‘We Are Unarmed, We Are Here To Protect Civilians And We Will Not Leave’ — Nonviolent Peaceforce In Action: Nonviolent Peaceforce Co-Founder Mel Duncan joins Nonviolence Radio to discuss the growing use and acceptance of unarmed civilian protection. Read more>>
Practices and Insights from One of the Largest Social Movements in the World: Ekta Parishad is a non-violent Gandhi-inspired social movement in India working on land and forest rights at a national level. It has been built up over the last twenty years growing from the local, to the state, to the national and increasingly, to the international level. A panel of organizers with the movement shares their approach and practices. Watch the recording of the webinar here>>

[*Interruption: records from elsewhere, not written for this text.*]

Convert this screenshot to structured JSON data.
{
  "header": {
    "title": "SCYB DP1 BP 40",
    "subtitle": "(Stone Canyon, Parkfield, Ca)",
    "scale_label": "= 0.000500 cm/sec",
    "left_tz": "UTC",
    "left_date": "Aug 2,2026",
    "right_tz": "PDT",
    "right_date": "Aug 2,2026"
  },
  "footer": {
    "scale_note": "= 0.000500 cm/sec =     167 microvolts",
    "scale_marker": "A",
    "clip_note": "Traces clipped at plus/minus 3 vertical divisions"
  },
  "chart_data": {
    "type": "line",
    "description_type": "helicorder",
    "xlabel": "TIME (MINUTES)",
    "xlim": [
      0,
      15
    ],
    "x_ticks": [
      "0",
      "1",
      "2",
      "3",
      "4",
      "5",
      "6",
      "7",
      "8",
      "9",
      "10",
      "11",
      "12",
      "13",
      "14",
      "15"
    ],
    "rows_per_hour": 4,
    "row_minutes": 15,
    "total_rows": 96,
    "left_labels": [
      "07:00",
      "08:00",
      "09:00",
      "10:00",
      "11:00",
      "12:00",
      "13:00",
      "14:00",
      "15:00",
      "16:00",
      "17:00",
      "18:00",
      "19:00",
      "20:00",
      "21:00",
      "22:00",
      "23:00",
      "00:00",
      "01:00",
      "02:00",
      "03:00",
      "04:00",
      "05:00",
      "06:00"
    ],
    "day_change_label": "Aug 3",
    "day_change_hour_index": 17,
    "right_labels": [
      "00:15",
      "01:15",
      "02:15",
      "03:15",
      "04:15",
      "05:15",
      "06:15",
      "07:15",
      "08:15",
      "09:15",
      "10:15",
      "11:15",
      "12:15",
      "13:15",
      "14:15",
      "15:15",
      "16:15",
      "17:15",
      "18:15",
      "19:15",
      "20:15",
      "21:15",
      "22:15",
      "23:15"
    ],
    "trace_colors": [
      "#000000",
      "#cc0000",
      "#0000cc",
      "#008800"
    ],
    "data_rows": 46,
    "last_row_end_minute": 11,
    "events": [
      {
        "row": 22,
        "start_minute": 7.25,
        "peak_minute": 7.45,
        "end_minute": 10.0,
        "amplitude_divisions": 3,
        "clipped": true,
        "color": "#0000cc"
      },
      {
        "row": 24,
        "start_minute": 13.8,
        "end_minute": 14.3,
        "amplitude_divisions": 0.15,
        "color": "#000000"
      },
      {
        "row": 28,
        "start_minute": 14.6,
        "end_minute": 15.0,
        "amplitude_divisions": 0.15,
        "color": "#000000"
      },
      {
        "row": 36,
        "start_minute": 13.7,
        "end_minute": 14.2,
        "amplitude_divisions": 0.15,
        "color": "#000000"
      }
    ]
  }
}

The Teacher Strike – Conditions for Success: The teacher insurgency of the last decade is a welcome sign of the revival of the strike. But strikes are just one part of a broader strategy to build the power of labor. Read more>>
Imagining A World Without Policing: Major structural changes — such as the legalization of all drugs and an emphasis on community justice — are needed to create a police-free world. Read more>>
Amazing Things Happen When You Refuse To Embarrass Your Opponent: The principle of non-embarrassment not only helps opponents gain a broader perspective — it’s effective. Read more>>
To Turn Fear to Action, We Must Confront the Emotions of the Climate Emergency: Climate activist Margaret Klein Salamon discusses the organizing power of connecting emotionally over climate disaster. Read more>>
Taking On The Tech Titans & Reclaiming Our Data Commons: What strategies, structures and institutions are needed at national and international levels to confront Big Tech and advance digital justice? Read more>>
Meet Radical Activist and Anarchist Dorothy Day: Day’s organization provided food, shelter, and clothing to all who needed it. Read more>>
How A Grassroots Revolt Is Restoring Democracy in Peru: Peruvian citizens showed the world that resistance is not futile. Read more>>
Last Nonviolence News Happy Hour of 2020! Join us for our final conversation about the news, the headlines, and the take-away lessons. (Dec 18) Learn more>>
Belarus – Still Uploading? Join Global Voices for a virtual conversation on “Belarus 2020: Still Uploading?”—a lively discussion on the 2020 Belarusian revolution with experts from Belarus and the region and members of the Global Voices community. The event will be live-streamed on Zoom and Facebook Live. (Dec 14) Learn more>>
Peace Through Permaculture & Farming: How do we tackle something as large as the twin threats of war and climate change? This unique webinar will explore the intersections between permaculture, farming, simple living, and anti-war activism. World BEYOND War’s Organizing Director Greta Zarro, who is also a co-founder of Unadilla Community Farm, a non-profit organic farm and permaculture education center, will moderate this interesting discussion. (Dec 16) Learn more>>
Nonviolent Movements for Democracy and Human Rights: The Call from the Front Lines – What’s Our Response? While civil resistance movements by themselves have not been sufficient to reverse the trend of rising authoritarianism worldwide, it is also evident that this trend cannot be reversed without them. This event will draw on cutting-edge scholarship and practice on civil resistance, focusing on what activists on the ground need, as well as what new research tells us about this phenomenon. (Jan 13) Learn more>>
“Civil Resistance Struggles: How Ordinary People Win Rights, Freedom, and Justice”
ICNC is launching the fifth edition of its highly popular, information-packed and free participant-led online course: Civil Resistance Struggles: How Ordinary People Win Rights, Freedom, and Justice. This unique learning experience is driven entirely by participants from around the world, who take the course together and engage in lively interactions with their fellow learners. (Apply now; starts March 4) Learn more>>
We’ve shared 2,343 stories in 2020. Let’s do it again in 2021.